In 2006, Parker enrolled at The University of Texas at Austin as a Petroleum Engineer. After realizing electronics was his passion he switched majors in 2007 to Electrical and Computer Engineering. Following his previous background in making the Atari 2600 video mod, Parker decided to take more board layout classes and circuit design classes. Other areas of study include robotics, microcontroller theory and design, FPGA development with VHDL and Verilog, and image and signal processing with DSPs. In 2010, Parker won a Ti sponsored Launchpad programming and design contest that was held by the IEEE CS chapter at the University. Parker graduated with a BS in Electrical and Computer Engineering in the Spring of 2012.

In the Summer of 2012, Parker was hired on as an Electrical Engineer at Dynamic Perception to design and prototype new electronic products. Here, Parker learned about full product development cycles and honed his board layout skills. Seeing the difficulties in managing operations and FCC/CE compliance testing, Parker thought there had to be a better way for small electronic companies to get their product out in customer's hands.

Parker also runs the blog, longhornengineer.com, where he posts his personal projects, technical guides, and appnotes about board layout design and components.

Stephen Kraig
  Stephen Kraig

Stephen Kraig is a component engineer working in the aerospace industry. He has applied his electrical engineering knowledge in a variety of contexts previously, including oil and gas, contract manufacturing, audio electronic repair, and synthesizer design. A graduate of Texas A&M, Stephen has lived his adult life in the Houston, TX, and Denver, CO, areas.

Stephen has never said no to a project. From building guitar amps (starting when he was 17) to designing and building his own CNC table to fine-tuning the mineral composition of the water he uses to brew beer, he thrives on testing, experimentation, and problem-solving. Tune into the podcast to learn more about the wacky stuff Stephen gets up to.

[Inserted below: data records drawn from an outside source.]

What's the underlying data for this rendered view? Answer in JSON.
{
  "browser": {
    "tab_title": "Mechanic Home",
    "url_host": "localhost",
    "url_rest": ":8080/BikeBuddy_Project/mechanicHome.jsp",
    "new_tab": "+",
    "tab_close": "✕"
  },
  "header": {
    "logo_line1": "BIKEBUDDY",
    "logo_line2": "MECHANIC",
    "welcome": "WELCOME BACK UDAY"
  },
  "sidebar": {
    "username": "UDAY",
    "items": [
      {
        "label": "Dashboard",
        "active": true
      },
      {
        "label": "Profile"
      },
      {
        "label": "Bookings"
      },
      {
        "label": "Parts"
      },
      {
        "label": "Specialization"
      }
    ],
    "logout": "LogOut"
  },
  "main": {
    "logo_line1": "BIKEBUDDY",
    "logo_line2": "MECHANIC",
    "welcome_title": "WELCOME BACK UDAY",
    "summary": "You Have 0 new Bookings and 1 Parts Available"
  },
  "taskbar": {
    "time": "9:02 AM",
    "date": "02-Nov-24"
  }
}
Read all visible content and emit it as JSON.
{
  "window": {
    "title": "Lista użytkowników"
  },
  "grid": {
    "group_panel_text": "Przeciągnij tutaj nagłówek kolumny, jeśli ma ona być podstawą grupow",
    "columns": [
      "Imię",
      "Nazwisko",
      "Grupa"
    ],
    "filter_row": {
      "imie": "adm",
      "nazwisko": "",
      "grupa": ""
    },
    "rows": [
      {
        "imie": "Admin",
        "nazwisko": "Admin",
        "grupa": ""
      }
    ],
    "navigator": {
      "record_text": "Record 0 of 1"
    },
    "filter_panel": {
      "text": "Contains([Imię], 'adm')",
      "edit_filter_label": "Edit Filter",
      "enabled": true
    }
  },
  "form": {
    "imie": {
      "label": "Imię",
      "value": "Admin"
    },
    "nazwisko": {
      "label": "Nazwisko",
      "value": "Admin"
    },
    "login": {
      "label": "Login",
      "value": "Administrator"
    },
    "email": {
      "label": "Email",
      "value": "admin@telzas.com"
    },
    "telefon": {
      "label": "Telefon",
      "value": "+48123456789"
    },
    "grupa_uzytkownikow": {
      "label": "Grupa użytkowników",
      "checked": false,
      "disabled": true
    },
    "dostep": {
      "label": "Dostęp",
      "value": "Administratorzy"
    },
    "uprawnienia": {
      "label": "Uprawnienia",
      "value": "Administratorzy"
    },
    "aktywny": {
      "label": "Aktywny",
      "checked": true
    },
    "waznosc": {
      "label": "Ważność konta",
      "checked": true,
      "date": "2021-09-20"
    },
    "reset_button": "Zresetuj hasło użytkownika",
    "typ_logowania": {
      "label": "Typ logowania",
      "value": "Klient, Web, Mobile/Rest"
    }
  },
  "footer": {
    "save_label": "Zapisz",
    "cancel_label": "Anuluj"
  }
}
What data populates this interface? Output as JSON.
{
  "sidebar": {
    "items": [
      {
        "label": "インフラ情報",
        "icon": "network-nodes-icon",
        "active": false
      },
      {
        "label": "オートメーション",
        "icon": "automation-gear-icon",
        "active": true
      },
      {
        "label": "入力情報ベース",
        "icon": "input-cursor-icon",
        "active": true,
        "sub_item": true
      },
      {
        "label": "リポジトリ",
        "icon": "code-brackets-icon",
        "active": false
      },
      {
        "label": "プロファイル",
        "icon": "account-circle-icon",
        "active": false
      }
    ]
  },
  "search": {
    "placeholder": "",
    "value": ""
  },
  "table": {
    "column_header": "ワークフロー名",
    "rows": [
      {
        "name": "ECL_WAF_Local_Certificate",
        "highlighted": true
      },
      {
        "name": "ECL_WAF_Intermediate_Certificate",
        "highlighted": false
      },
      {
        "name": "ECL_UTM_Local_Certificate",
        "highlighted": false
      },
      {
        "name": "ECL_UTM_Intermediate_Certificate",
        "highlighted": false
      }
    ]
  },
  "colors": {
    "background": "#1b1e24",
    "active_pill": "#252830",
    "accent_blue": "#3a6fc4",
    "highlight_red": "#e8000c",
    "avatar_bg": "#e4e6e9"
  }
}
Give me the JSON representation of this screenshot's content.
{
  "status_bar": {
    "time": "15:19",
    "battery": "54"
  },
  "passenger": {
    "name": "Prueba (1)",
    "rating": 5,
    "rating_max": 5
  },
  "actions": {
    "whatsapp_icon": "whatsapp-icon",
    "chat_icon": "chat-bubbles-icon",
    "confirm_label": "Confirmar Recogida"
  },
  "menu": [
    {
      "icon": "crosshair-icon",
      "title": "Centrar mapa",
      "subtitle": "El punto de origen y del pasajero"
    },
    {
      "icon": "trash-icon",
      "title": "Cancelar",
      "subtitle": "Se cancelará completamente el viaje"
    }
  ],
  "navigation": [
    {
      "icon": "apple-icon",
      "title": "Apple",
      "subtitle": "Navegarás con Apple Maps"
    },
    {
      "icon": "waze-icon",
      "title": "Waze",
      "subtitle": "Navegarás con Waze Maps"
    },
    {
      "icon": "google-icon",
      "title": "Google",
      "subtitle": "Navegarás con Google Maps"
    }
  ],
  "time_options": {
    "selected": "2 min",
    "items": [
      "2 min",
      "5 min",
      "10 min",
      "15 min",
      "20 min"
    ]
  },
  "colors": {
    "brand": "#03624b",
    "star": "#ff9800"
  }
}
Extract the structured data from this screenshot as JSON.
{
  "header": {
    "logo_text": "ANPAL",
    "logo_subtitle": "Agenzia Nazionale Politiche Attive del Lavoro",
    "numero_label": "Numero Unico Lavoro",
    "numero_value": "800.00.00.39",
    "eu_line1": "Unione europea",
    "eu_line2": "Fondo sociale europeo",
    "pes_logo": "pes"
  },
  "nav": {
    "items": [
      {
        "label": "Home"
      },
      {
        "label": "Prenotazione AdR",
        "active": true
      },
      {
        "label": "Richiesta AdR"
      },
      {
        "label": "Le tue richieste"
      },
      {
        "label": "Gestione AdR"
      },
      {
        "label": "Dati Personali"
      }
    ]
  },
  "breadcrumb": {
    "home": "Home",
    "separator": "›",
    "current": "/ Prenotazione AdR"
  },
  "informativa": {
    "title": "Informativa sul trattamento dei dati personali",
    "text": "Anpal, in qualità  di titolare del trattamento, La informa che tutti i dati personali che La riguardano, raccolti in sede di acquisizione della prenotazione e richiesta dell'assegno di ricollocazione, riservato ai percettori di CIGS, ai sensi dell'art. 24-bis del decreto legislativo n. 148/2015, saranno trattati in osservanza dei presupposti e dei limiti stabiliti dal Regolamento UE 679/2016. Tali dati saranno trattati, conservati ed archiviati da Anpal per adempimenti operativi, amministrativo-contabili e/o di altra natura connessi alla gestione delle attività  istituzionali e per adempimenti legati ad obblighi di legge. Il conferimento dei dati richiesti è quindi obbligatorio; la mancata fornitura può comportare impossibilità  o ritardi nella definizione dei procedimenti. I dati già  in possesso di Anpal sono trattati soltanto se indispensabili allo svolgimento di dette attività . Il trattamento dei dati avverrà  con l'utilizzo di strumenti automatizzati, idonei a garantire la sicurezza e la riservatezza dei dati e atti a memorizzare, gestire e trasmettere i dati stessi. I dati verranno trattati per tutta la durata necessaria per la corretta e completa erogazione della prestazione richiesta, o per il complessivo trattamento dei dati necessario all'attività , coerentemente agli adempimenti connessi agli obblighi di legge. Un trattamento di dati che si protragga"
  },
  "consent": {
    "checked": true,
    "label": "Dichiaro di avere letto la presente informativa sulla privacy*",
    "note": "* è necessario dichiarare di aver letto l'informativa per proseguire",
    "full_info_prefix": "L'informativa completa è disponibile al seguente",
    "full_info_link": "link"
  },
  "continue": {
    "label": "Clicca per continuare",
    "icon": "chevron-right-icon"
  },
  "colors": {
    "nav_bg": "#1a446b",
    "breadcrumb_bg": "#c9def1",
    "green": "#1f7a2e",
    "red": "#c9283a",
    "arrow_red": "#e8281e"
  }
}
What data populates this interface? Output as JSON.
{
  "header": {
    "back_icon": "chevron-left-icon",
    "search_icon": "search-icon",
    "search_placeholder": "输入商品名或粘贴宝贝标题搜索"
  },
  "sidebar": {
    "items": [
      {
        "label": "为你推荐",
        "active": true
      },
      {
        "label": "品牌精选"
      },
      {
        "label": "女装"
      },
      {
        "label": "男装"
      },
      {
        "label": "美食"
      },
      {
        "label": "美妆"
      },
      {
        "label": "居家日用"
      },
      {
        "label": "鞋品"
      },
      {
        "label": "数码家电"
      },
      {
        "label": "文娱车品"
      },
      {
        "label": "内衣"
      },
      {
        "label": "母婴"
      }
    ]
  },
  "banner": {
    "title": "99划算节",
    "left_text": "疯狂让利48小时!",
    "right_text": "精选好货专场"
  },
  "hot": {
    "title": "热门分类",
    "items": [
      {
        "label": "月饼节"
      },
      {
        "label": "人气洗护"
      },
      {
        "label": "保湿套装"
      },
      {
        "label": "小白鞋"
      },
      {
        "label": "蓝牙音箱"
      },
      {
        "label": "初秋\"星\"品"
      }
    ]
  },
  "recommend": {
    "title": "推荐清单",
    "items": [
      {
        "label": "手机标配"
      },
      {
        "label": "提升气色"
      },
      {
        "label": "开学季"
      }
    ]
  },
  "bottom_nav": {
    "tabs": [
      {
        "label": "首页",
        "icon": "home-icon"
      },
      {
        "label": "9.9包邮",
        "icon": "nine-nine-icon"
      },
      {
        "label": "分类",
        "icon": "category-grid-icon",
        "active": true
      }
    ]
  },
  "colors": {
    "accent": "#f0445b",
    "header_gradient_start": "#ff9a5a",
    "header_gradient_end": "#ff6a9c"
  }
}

Special thanks to whixr over at Tymkrs for the intro and outro!